Paul Henry - May 20th, 2009
With a six month old critical Java vulnerability currently being exploited in the wild, it is vital for Apple to address this vulnerability immediately to protect its current Mac users. Most other operating systems such as Microsoft Windows and other major Linux distributions such as Red Hat, Suse as well as HP fixed the bug months ago.
Application add-on issues are nothing new. In the Browser Tip of The Iceberg report published in 2008, it was browser add-ons that remained un-patched, which accounted for a large portion of browser insecurities. A recent story in The Register provided additional details on the Java/Mac issue and we agree with the suggestion that Mac owners disable Java in the Safari browser as well as disable the “Open safe files after downloading” setting in Safari to remain protected until Apple releases an official fix for the vulnerability.
Many of you will probably remember Microsoft using add-ons as at least part of the reason for Vista security woes back in 2006. Microsoft is perhaps in a position to point to others as numerous third party vendors provide Microsoft with compatible add-on software in order to play a part in the install base of Microsoft users. Third party vendor support on the Apple platform is usually a lower priority than on Windows, and this can leave vulnerabilities in an un-patched state for a significantly longer time.

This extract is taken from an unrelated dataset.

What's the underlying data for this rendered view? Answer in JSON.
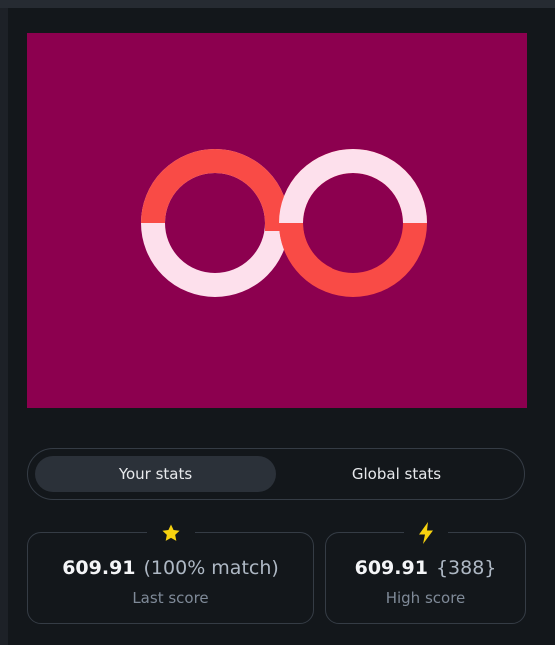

Application add-on’s can create major security headaches and all too often, these add-ons are simply left out of our Vulnerability Management programs. Administrators need to carefully weave these critical applications into their patch management process and create a plan to continually assess and monitor the status of these applications on a regular basis. This way when a vendor releases a patch for any given vulnerability such as the Java one that is the subject of this post, you can immediately and automatically apply the remediation to prevent exploitation. If there is no patch available, we encourage you to look at vendor workarounds to apply them manually until an official vendor patch is available.